Jordan Peterson, a controversial Canadian professor who has said that the “masculine spirit is under assault,” is slated to speak at the Durham Performing Arts Center—but some Durham leaders are not thrilled.

Durham City Council has publicly denounced Peterson’s appearance, calling his views “racist, misogynist, and transphobic,” yet defending his right to free speech. 

“We would like to be clear that we respect Mr. Peterson’s right to hold his opinions and to freely state his opinions without government interference. However, we wish to emphasize that a person’s right to free speech does not include the right to a platform or an audience,” the Council wrote in a statement posted by Mayor Pro Tem Jillian Johnson, Trinity '03, and signed by all seven council members, including Mayor Steve Schewel, Trinity '73 and Ph.D. '82.

The Council noted that while the City of Durham owns DPAC, its management companies—Professional Facilities Management and the Nederlander Organization—are responsible for the venue’s shows and performers.

Peterson, a psychology professor at the University of Toronto with a YouTube following of nearly 1.3 million subscribers, is set to speak Sept. 10 as a part of an international book tour. His self-help book, "12 Rules for Life," arose from his response on the Q&A service Quora and has sold more than 1.1 million copies.

Peterson first attracted controversy by criticizing the 2016 Canadian bill C-16, which added gender identity and expression as protected groups under the country’s Human Rights Act and hate speech laws. His YouTube series against what he saw as “political correctness” sparked a political and cultural debate in the country.

Indy Week's Laura Bullard called for DPAC to disinvite Peterson, but Peterson argued he wasn’t invited—he rented the venue, he said, in a lengthy response to the Council.

“Everything that is reprehensible about the radical and ideologically-possessed left–all the moral self-righteousness, the platitudes, the clichés, the mindless celebration of diversity for the sake of the demonstration of tolerance, the naivete, and the appalling malevolence of casual denunciation—is on painful display in this missive,” Peterson wrote. “Exposure to such a piece of writing left me with a strong desire for a hot shower accompanied by plenty of soap and a scrub brush.”

Peterson’s response also displayed the names and email addresses of the seven council members, who then received a “flood of angry emails,” the Herald Sun reported.
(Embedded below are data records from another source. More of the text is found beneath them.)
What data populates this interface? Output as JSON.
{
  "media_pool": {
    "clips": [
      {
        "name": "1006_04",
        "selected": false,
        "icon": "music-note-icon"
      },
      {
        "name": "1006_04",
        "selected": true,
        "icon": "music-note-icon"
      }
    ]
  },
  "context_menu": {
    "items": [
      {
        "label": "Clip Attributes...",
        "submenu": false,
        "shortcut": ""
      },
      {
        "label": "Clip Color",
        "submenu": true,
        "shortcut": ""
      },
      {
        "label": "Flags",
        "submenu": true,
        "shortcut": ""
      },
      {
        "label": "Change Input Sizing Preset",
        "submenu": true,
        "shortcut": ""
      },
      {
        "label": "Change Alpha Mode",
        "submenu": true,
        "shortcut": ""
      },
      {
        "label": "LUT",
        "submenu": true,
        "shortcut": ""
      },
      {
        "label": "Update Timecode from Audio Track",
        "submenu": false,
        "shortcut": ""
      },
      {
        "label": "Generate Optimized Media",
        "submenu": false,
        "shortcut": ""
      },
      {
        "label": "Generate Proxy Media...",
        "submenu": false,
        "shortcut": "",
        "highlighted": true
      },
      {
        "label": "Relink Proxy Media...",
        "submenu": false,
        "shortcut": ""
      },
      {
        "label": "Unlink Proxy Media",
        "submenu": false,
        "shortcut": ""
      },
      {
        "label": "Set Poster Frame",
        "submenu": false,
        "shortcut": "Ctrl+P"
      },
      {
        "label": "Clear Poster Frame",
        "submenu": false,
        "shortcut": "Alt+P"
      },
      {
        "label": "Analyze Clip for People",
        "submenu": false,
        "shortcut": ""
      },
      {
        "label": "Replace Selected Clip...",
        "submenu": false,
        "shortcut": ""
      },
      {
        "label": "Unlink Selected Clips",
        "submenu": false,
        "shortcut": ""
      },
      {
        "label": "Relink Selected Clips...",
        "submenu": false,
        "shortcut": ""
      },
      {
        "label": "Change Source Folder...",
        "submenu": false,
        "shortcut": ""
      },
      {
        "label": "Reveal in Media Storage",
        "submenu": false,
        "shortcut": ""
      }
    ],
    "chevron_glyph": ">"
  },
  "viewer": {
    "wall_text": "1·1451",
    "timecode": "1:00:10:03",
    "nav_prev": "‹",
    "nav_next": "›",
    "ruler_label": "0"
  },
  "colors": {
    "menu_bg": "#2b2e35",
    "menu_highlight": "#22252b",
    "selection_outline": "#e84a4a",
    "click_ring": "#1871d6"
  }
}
In a tweet Monday, Peterson offered the council members free tickets to his event. 

“If they attend, they will not see a political event, but a serious and engaged discussion involving several thousand people who are trying to set their respective individual houses in order,” he wrote.

Indy Week argued that DPAC should reconsider its “invitation” because Peterson has cast doubt upon the notion of white privilege, among other things. The New York Times has said he is a force against equality. 

“He is the stately looking, pedigreed voice for a group of culture warriors who are working diligently to undermine mainstream and liberal efforts to promote equality,” the May 18 feature read.

Peterson interpreted the Council’s statement as a tactic to claim the moral high ground.

“The City of Durham’s statement is one of the purest demonstrations I have yet seen of the tendency for the ideologically possessed to use denouncement tactically as a means to amplify and exaggerate personal or identity-group virtue,” Peterson wrote